You protect yourself against medical malpractice, but are you protected against medical board complaints?
Editor’s note: In celebration of another successful year, Physicians Practice is re-running the five most-read stories in 2022. We wish you a happy holiday season, and we’ll see you in 2023.
alexskopje / Adobe Stock
Physicians plan and insure against the possibility of a medical malpractice suit. However, they often overlook another serious threat to their livelihood: a medical board complaint. Here are some common causes of complaints and the risks and process involved.
While most doctors are primarily concerned about a medical malpractice suit, a medical board complaint on its own can significantly disrupt your income - and even end a career. It is vital to have the right coverage at the right limits before a complaint is filed against you.
Unlike an actual medical malpractice suit, a patient can easily file a board complaint at little or no cost. The Federation of State Medical Boards (FSMB) provides significant guidance to physicians and medical boards in all 50 states. It also provides some very specific guidance to patients on when, and how, to file complaints against physicians.
Complaints can result in fines, reputational damage, license suspension or limitations and even complete license revocation. So, while the results may not be as devastating as a seven-figure lawsuit judgment against the wealth you have already amassed, it can take away your future ability to earn more. For many physicians, this is their biggest asset.
A medical board complaint may accompany or precede a more onerous medical malpractice lawsuit. Medical board complaint legal defense costs are not always covered by your medical malpractice insurance. It’s a policy specific question, and I advise physicians to make sure they know, at a minimum, the following important details about their coverage:
According to the FMSB, medical boards sort and prioritize complaints, fast-tracking adjudication of those complaints that present the possibility of imminent patient harm. Such claims logically include instances of physicians allegedly engaging in sexual misconduct with patients, deviation from the accepted standard of medical care in a state and practicing under the influence of drugs or alcohol.
Some causes common standard-of care complaints include:
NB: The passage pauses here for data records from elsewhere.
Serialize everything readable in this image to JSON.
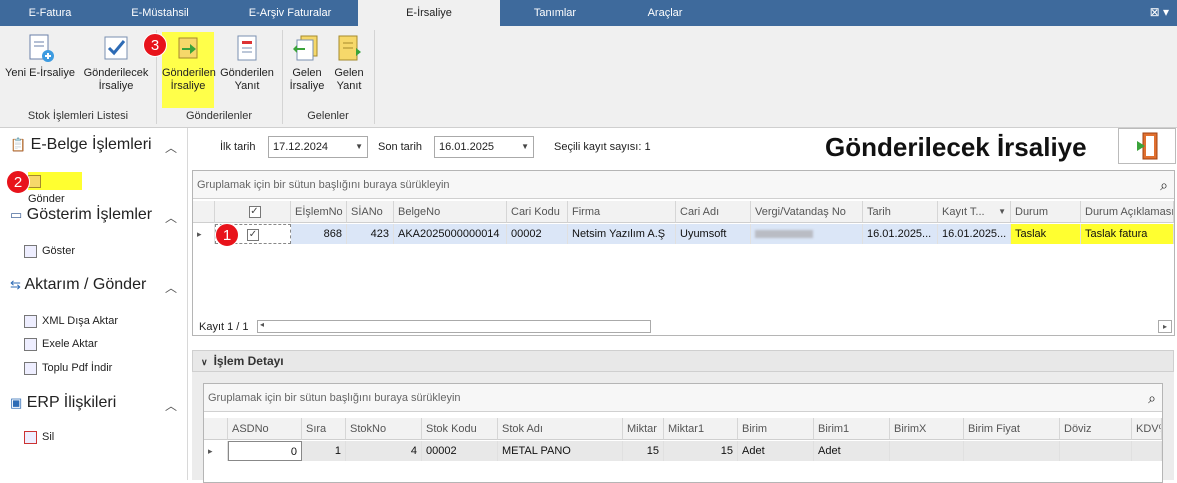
{
  "tabs": [
    "E-Fatura",
    "E-Müstahsil",
    "E-Arşiv Faturalar",
    "E-İrsaliye",
    "Tanımlar",
    "Araçlar"
  ],
  "active_tab": "E-İrsaliye",
  "window_controls": "⊠ ▾",
  "ribbon": {
    "stok": {
      "yeni": "Yeni E-İrsaliye",
      "gonderilecek": "Gönderilecek İrsaliye",
      "group": "Stok İşlemleri Listesi"
    },
    "gonderilenler": {
      "irsaliye": "Gönderilen İrsaliye",
      "yanit": "Gönderilen Yanıt",
      "group": "Gönderilenler"
    },
    "gelenler": {
      "irsaliye": "Gelen İrsaliye",
      "yanit": "Gelen Yanıt",
      "group": "Gelenler"
    }
  },
  "badges": {
    "one": "1",
    "two": "2",
    "three": "3"
  },
  "sidebar": {
    "ebelge": {
      "title": "E-Belge İşlemleri",
      "items": [
        "Gönder"
      ]
    },
    "gosterim": {
      "title": "Gösterim İşlemler",
      "items": [
        "Göster"
      ]
    },
    "aktarim": {
      "title": "Aktarım / Gönder",
      "items": [
        "XML Dışa Aktar",
        "Exele Aktar",
        "Toplu Pdf İndir"
      ]
    },
    "erp": {
      "title": "ERP İlişkileri",
      "items": [
        "Sil"
      ]
    }
  },
  "filters": {
    "ilk_label": "İlk tarih",
    "ilk_value": "17.12.2024",
    "son_label": "Son tarih",
    "son_value": "16.01.2025",
    "secili_label": "Seçili kayıt sayısı: 1"
  },
  "page_title": "Gönderilecek İrsaliye",
  "main_grid": {
    "group_hint": "Gruplamak için bir sütun başlığını buraya sürükleyin",
    "columns": [
      "",
      "EİşlemNo",
      "SİANo",
      "BelgeNo",
      "Cari Kodu",
      "Firma",
      "Cari Adı",
      "Vergi/Vatandaş No",
      "Tarih",
      "Kayıt T...",
      "Durum",
      "Durum Açıklaması"
    ],
    "row": {
      "check": "✓",
      "eislemno": "868",
      "siano": "423",
      "belgeno": "AKA2025000000014",
      "cari_kodu": "00002",
      "firma": "Netsim Yazılım A.Ş",
      "cari_adi": "Uyumsoft",
      "vergi": "",
      "tarih": "16.01.2025...",
      "kayit": "16.01.2025...",
      "durum": "Taslak",
      "durum_aciklama": "Taslak fatura"
    },
    "footer": "Kayıt 1 / 1"
  },
  "detail": {
    "title": "İşlem Detayı",
    "group_hint": "Gruplamak için bir sütun başlığını buraya sürükleyin",
    "columns": [
      "ASDNo",
      "Sıra",
      "StokNo",
      "Stok Kodu",
      "Stok Adı",
      "Miktar",
      "Miktar1",
      "Birim",
      "Birim1",
      "BirimX",
      "Birim Fiyat",
      "Döviz",
      "KDV%"
    ],
    "row": {
      "asdno": "0",
      "sira": "1",
      "stokno": "4",
      "stok_kodu": "00002",
      "stok_adi": "METAL PANO",
      "miktar": "15",
      "miktar1": "15",
      "birim": "Adet",
      "birim1": "Adet"
    }
  },
  "colors": {
    "tabbar": "#3e6a9c",
    "highlight": "#ffff30",
    "badge": "#e8131b",
    "selected_row": "#dbe6f7"
  }
}
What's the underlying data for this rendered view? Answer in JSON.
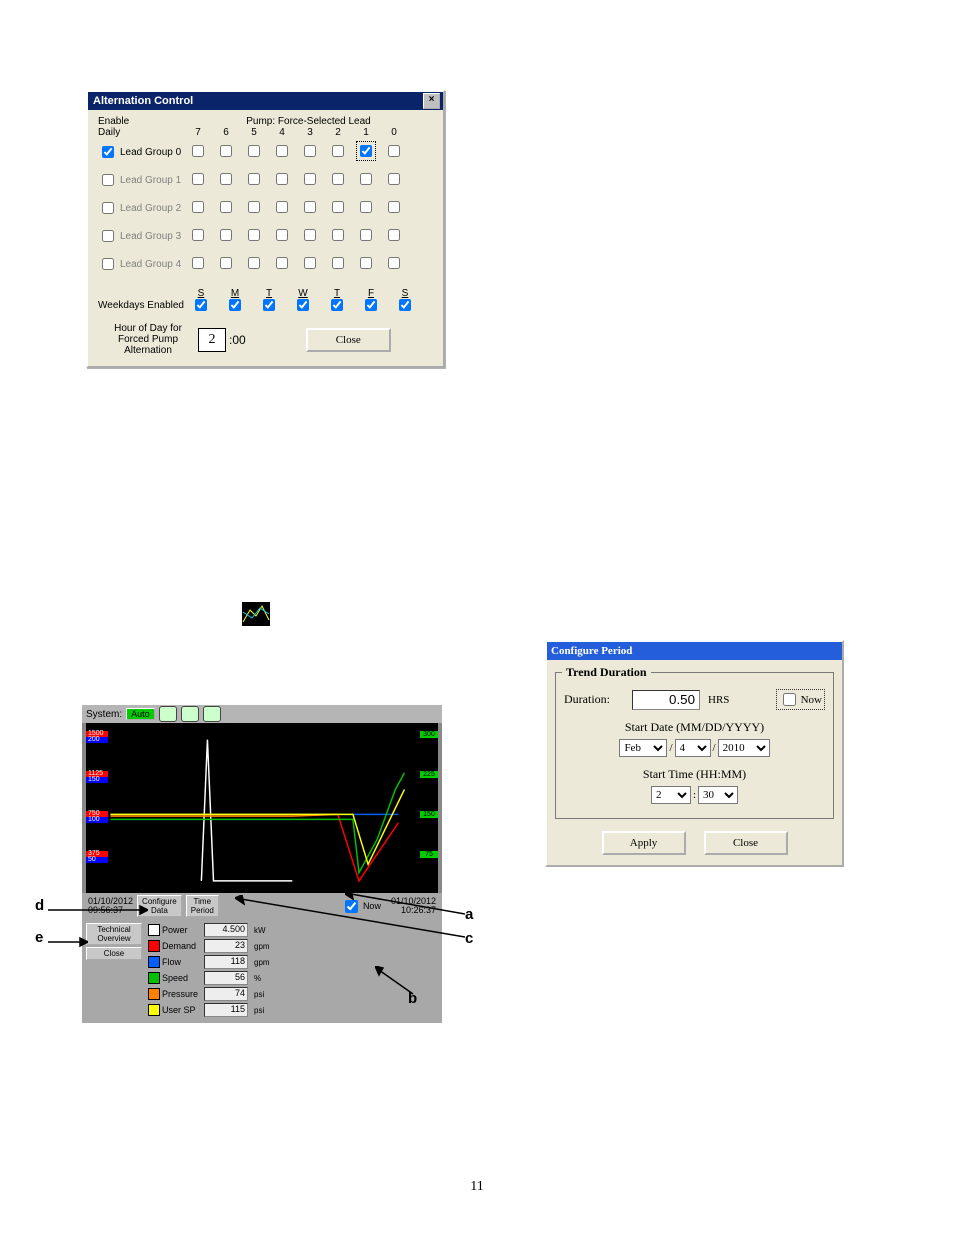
{
  "page_number": "11",
  "alt": {
    "title": "Alternation Control",
    "enable_lbl": "Enable",
    "daily_lbl": "Daily",
    "fs_label": "Pump: Force-Selected Lead",
    "cols": [
      "7",
      "6",
      "5",
      "4",
      "3",
      "2",
      "1",
      "0"
    ],
    "groups": [
      {
        "label": "Lead Group 0",
        "enabled": true,
        "checks": [
          false,
          false,
          false,
          false,
          false,
          false,
          true,
          false
        ]
      },
      {
        "label": "Lead Group 1",
        "enabled": false,
        "checks": [
          false,
          false,
          false,
          false,
          false,
          false,
          false,
          false
        ]
      },
      {
        "label": "Lead Group 2",
        "enabled": false,
        "checks": [
          false,
          false,
          false,
          false,
          false,
          false,
          false,
          false
        ]
      },
      {
        "label": "Lead Group 3",
        "enabled": false,
        "checks": [
          false,
          false,
          false,
          false,
          false,
          false,
          false,
          false
        ]
      },
      {
        "label": "Lead Group 4",
        "enabled": false,
        "checks": [
          false,
          false,
          false,
          false,
          false,
          false,
          false,
          false
        ]
      }
    ],
    "weekdays_lbl": "Weekdays Enabled",
    "weekdays": [
      "S",
      "M",
      "T",
      "W",
      "T",
      "F",
      "S"
    ],
    "weekday_checks": [
      true,
      true,
      true,
      true,
      true,
      true,
      true
    ],
    "hour_lbl": "Hour of Day for\nForced Pump\nAlternation",
    "hour_val": "2",
    "hour_suf": ":00",
    "close": "Close"
  },
  "cfg": {
    "title": "Configure Period",
    "box_lbl": "Trend Duration",
    "dur_lbl": "Duration:",
    "dur_val": "0.50",
    "hrs": "HRS",
    "now": "Now",
    "now_checked": false,
    "start_date_lbl": "Start Date (MM/DD/YYYY)",
    "month": "Feb",
    "day": "4",
    "year": "2010",
    "start_time_lbl": "Start Time (HH:MM)",
    "hh": "2",
    "mm": "30",
    "apply": "Apply",
    "close": "Close"
  },
  "trend": {
    "system_lbl": "System:",
    "auto": "Auto",
    "ts_left": "01/10/2012\n09:56:37",
    "ts_right": "01/10/2012\n10:26:37",
    "cfg_data_btn": "Configure\nData",
    "time_period_btn": "Time\nPeriod",
    "now_lbl": "Now",
    "tech_btn": "Technical\nOverview",
    "close_btn": "Close",
    "legend": [
      {
        "name": "Power",
        "val": "4.500",
        "unit": "kW",
        "color": "#ffffff"
      },
      {
        "name": "Demand",
        "val": "23",
        "unit": "gpm",
        "color": "#ff0000"
      },
      {
        "name": "Flow",
        "val": "118",
        "unit": "gpm",
        "color": "#0060ff"
      },
      {
        "name": "Speed",
        "val": "56",
        "unit": "%",
        "color": "#00c000"
      },
      {
        "name": "Pressure",
        "val": "74",
        "unit": "psi",
        "color": "#ff8000"
      },
      {
        "name": "User SP",
        "val": "115",
        "unit": "psi",
        "color": "#ffff00"
      }
    ],
    "y_left": [
      {
        "top": "1500",
        "bot": "200",
        "c1": "#f00",
        "c2": "#00f"
      },
      {
        "top": "1125",
        "bot": "150",
        "c1": "#f00",
        "c2": "#00f"
      },
      {
        "top": "750",
        "bot": "100",
        "c1": "#f00",
        "c2": "#00f"
      },
      {
        "top": "375",
        "bot": "50",
        "c1": "#f00",
        "c2": "#00f"
      }
    ],
    "y_right": [
      "300",
      "225",
      "150",
      "75"
    ]
  },
  "callouts": {
    "a": "a",
    "b": "b",
    "c": "c",
    "d": "d",
    "e": "e"
  },
  "chart_data": {
    "type": "line",
    "x_range": [
      "09:56:37",
      "10:26:37"
    ],
    "y_left_scales": {
      "red": [
        0,
        1500
      ],
      "blue": [
        0,
        200
      ]
    },
    "y_right_scale": [
      0,
      300
    ],
    "series": [
      {
        "name": "Power",
        "color": "#ffffff",
        "points": [
          [
            0.3,
            0.95
          ],
          [
            0.32,
            0.1
          ],
          [
            0.34,
            0.95
          ],
          [
            0.6,
            0.95
          ]
        ]
      },
      {
        "name": "Demand",
        "color": "#ff0000",
        "points": [
          [
            0.0,
            0.55
          ],
          [
            0.75,
            0.55
          ],
          [
            0.82,
            0.95
          ],
          [
            0.95,
            0.6
          ]
        ]
      },
      {
        "name": "Flow",
        "color": "#0060ff",
        "points": [
          [
            0.0,
            0.55
          ],
          [
            0.95,
            0.55
          ]
        ]
      },
      {
        "name": "Speed",
        "color": "#00c000",
        "points": [
          [
            0.0,
            0.58
          ],
          [
            0.8,
            0.58
          ],
          [
            0.82,
            0.9
          ],
          [
            0.85,
            0.8
          ],
          [
            0.88,
            0.7
          ],
          [
            0.91,
            0.55
          ],
          [
            0.94,
            0.4
          ],
          [
            0.97,
            0.3
          ]
        ]
      },
      {
        "name": "Pressure",
        "color": "#ff8000",
        "points": [
          [
            0.0,
            0.56
          ],
          [
            0.6,
            0.56
          ],
          [
            0.75,
            0.55
          ]
        ]
      },
      {
        "name": "User SP",
        "color": "#ffff00",
        "points": [
          [
            0.0,
            0.55
          ],
          [
            0.8,
            0.55
          ],
          [
            0.85,
            0.85
          ],
          [
            0.97,
            0.4
          ]
        ]
      }
    ]
  }
}
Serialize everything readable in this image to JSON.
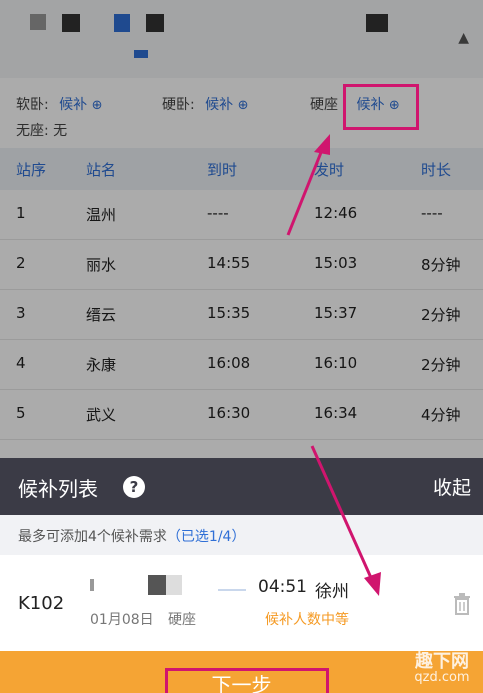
{
  "top": {
    "partial_text": "K102",
    "partial_label": "旦 暂 l"
  },
  "seats": {
    "soft_sleeper": {
      "label": "软卧:",
      "value": "候补"
    },
    "hard_sleeper": {
      "label": "硬卧:",
      "value": "候补"
    },
    "hard_seat": {
      "label": "硬座",
      "value": "候补"
    },
    "no_seat": "无座: 无"
  },
  "table": {
    "headers": [
      "站序",
      "站名",
      "到时",
      "发时",
      "时长"
    ],
    "rows": [
      {
        "no": "1",
        "station": "温州",
        "arrive": "----",
        "depart": "12:46",
        "duration": "----"
      },
      {
        "no": "2",
        "station": "丽水",
        "arrive": "14:55",
        "depart": "15:03",
        "duration": "8分钟"
      },
      {
        "no": "3",
        "station": "缙云",
        "arrive": "15:35",
        "depart": "15:37",
        "duration": "2分钟"
      },
      {
        "no": "4",
        "station": "永康",
        "arrive": "16:08",
        "depart": "16:10",
        "duration": "2分钟"
      },
      {
        "no": "5",
        "station": "武义",
        "arrive": "16:30",
        "depart": "16:34",
        "duration": "4分钟"
      }
    ]
  },
  "sheet": {
    "title": "候补列表",
    "help_glyph": "?",
    "collapse": "收起",
    "hint_prefix": "最多可添加4个候补需求",
    "hint_selected": "（已选1/4）"
  },
  "order": {
    "train_no": "K102",
    "arrive_time": "04:51",
    "arrive_station": "徐州",
    "date": "01月08日",
    "seat_type": "硬座",
    "status": "候补人数中等"
  },
  "next_button": "下一步",
  "watermark": {
    "line1": "趣下网",
    "line2": "qzd.com"
  },
  "colors": {
    "accent": "#2f6fd6",
    "orange": "#f5a434",
    "status_orange": "#f59a23",
    "sheet_header": "#3b3b46",
    "annotation": "#d0156e"
  },
  "icons": {
    "help": "question-circle-icon",
    "trash": "trash-icon",
    "plus": "plus-circle-icon",
    "chevron": "chevron-up-icon"
  }
}
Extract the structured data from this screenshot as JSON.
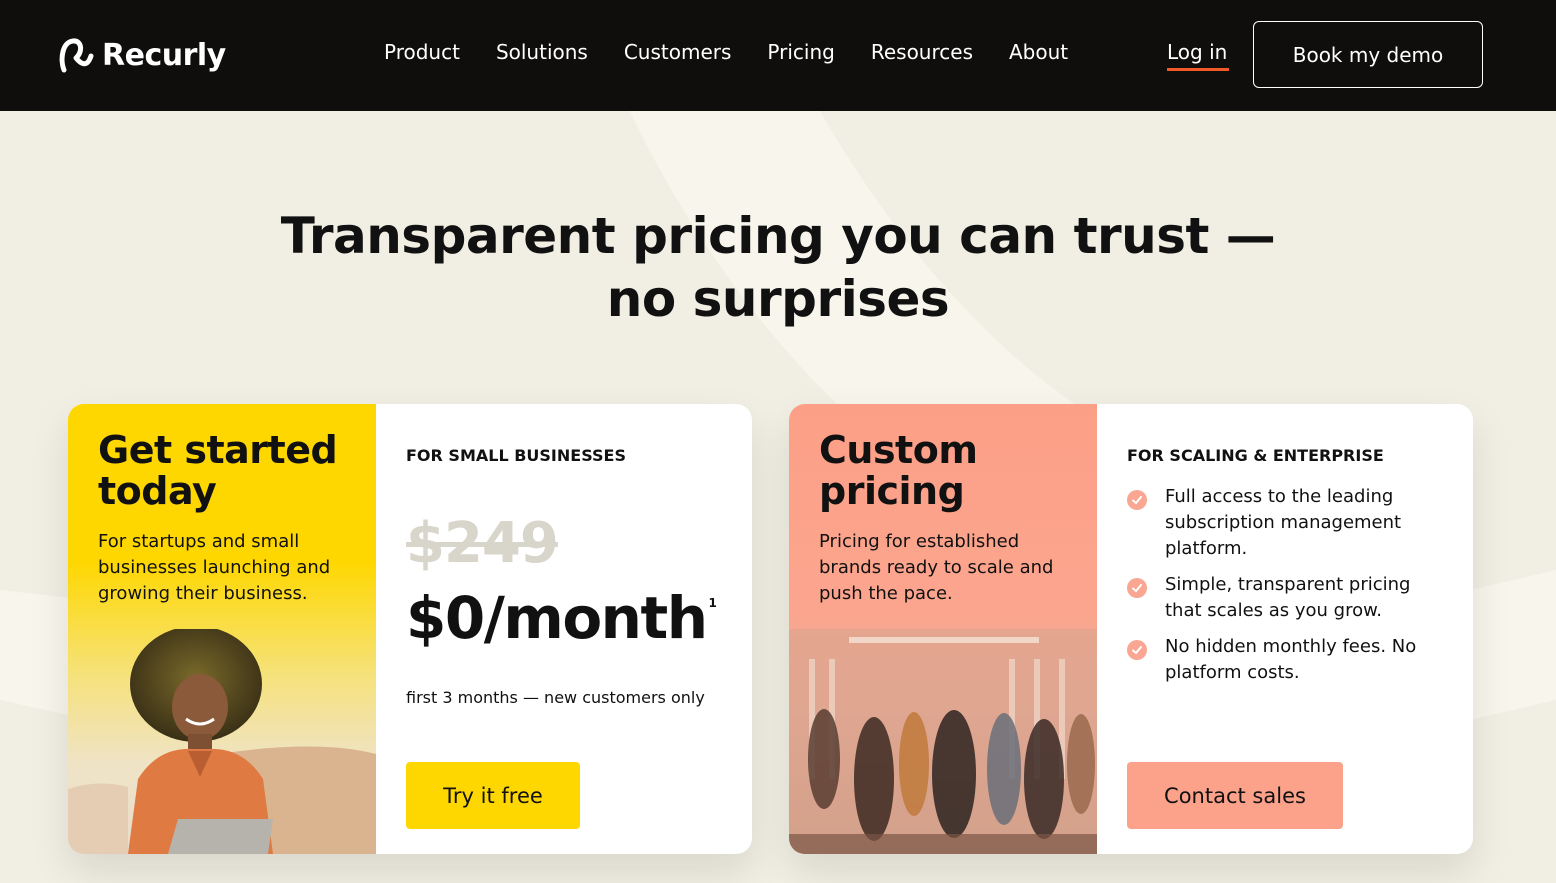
{
  "nav": {
    "brand": "Recurly",
    "links": [
      "Product",
      "Solutions",
      "Customers",
      "Pricing",
      "Resources",
      "About"
    ],
    "login": "Log in",
    "demo_button": "Book my demo"
  },
  "hero": {
    "title_line1": "Transparent pricing you can trust —",
    "title_line2": "no surprises"
  },
  "card_small": {
    "heading_line1": "Get started",
    "heading_line2": "today",
    "description": "For startups and small businesses launching and growing their business.",
    "label": "FOR SMALL BUSINESSES",
    "old_price": "$249",
    "new_price": "$0/month",
    "footnote": "1",
    "note": "first 3 months — new customers only",
    "cta": "Try it free"
  },
  "card_enterprise": {
    "heading_line1": "Custom",
    "heading_line2": "pricing",
    "description": "Pricing for established brands ready to scale and push the pace.",
    "label": "FOR SCALING & ENTERPRISE",
    "features": [
      "Full access to the leading subscription management platform.",
      "Simple, transparent pricing that scales as you grow.",
      "No hidden monthly fees. No platform costs."
    ],
    "cta": "Contact sales"
  },
  "colors": {
    "nav_bg": "#0f0e0c",
    "page_bg": "#f1efe3",
    "yellow": "#fed700",
    "salmon": "#fca28b",
    "login_underline": "#f05a28"
  }
}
This can be a long and complex process and often involves legal representation. How long a particular case takes depends on how many of the following steps are required to resolve it. Watch the dates carefully, as you have a specific and limited amount of time to respond.
We’ve covered some basics on the risks, causes of complaints and the resulting complaint process. In our next discussion, an attorney who practices in the area of professional discipline and defends doctors in these proceedings shares some specific tips we hope you never need.
Ike Devji, JD, has practiced law exclusively in the areas of asset protection, risk management and wealth preservation for the last 16 years. He helps protect a national client base with more than $5 billion in personal assets, including several thousand physicians. He is a contributing author to multiple books for physicians and a frequent medical conference speaker and CME presenter. Learn more at www.ProAssetProtection.com.